Work to be completed: When you copy the records that follow, please keep every word exactly as it is and leave out the pictures.

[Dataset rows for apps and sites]
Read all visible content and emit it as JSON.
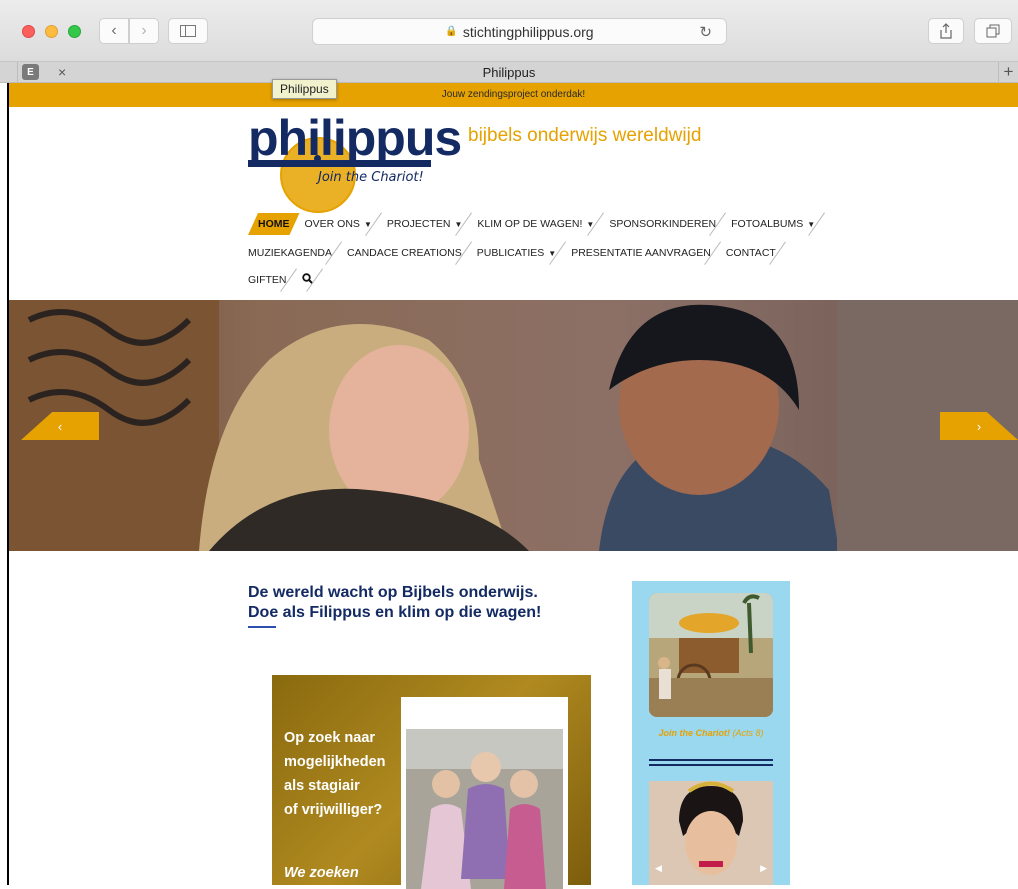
{
  "browser": {
    "url": "stichtingphilippus.org",
    "tab_title": "Philippus",
    "pinned_tab_letter": "E",
    "tab_close": "×",
    "new_tab": "+",
    "back": "‹",
    "forward": "›",
    "reload": "↻",
    "tooltip": "Philippus"
  },
  "site": {
    "promo_bar": "Jouw zendingsproject onderdak!",
    "logo_text": "philippus",
    "logo_tag": "Join the Chariot!",
    "tagline": "bijbels onderwijs wereldwijd",
    "nav": {
      "row1": [
        "HOME",
        "OVER ONS",
        "PROJECTEN",
        "KLIM OP DE WAGEN!",
        "SPONSORKINDEREN",
        "FOTOALBUMS"
      ],
      "row2": [
        "MUZIEKAGENDA",
        "CANDACE CREATIONS",
        "PUBLICATIES",
        "PRESENTATIE AANVRAGEN",
        "CONTACT"
      ],
      "row3": [
        "GIFTEN"
      ]
    },
    "hero": {
      "prev": "‹",
      "next": "›"
    },
    "headline_1": "De wereld wacht op Bijbels onderwijs.",
    "headline_2": "Doe als Filippus en klim op die wagen!",
    "card": {
      "lines": [
        "Op zoek naar",
        "mogelijkheden",
        "als stagiair",
        "of vrijwilliger?"
      ],
      "more": "We zoeken"
    },
    "sidebar": {
      "caption_bold": "Join the Chariot!",
      "caption_rest": " (Acts 8)"
    }
  },
  "colors": {
    "accent": "#e6a200",
    "navy": "#132a63",
    "sidebar": "#99d8ef"
  }
}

Written answer:
Read all visible content and emit it as JSON.
{
  "browser": {
    "url": "stichtingphilippus.org",
    "tab_title": "Philippus",
    "pinned_tab_letter": "E",
    "tab_close": "×",
    "new_tab": "+",
    "back": "‹",
    "forward": "›",
    "reload": "↻",
    "tooltip": "Philippus"
  },
  "site": {
    "promo_bar": "Jouw zendingsproject onderdak!",
    "logo_text": "philippus",
    "logo_tag": "Join the Chariot!",
    "tagline": "bijbels onderwijs wereldwijd",
    "nav": {
      "row1": [
        "HOME",
        "OVER ONS",
        "PROJECTEN",
        "KLIM OP DE WAGEN!",
        "SPONSORKINDEREN",
        "FOTOALBUMS"
      ],
      "row2": [
        "MUZIEKAGENDA",
        "CANDACE CREATIONS",
        "PUBLICATIES",
        "PRESENTATIE AANVRAGEN",
        "CONTACT"
      ],
      "row3": [
        "GIFTEN"
      ]
    },
    "hero": {
      "prev": "‹",
      "next": "›"
    },
    "headline_1": "De wereld wacht op Bijbels onderwijs.",
    "headline_2": "Doe als Filippus en klim op die wagen!",
    "card": {
      "lines": [
        "Op zoek naar",
        "mogelijkheden",
        "als stagiair",
        "of vrijwilliger?"
      ],
      "more": "We zoeken"
    },
    "sidebar": {
      "caption_bold": "Join the Chariot!",
      "caption_rest": " (Acts 8)"
    }
  },
  "colors": {
    "accent": "#e6a200",
    "navy": "#132a63",
    "sidebar": "#99d8ef"
  }
}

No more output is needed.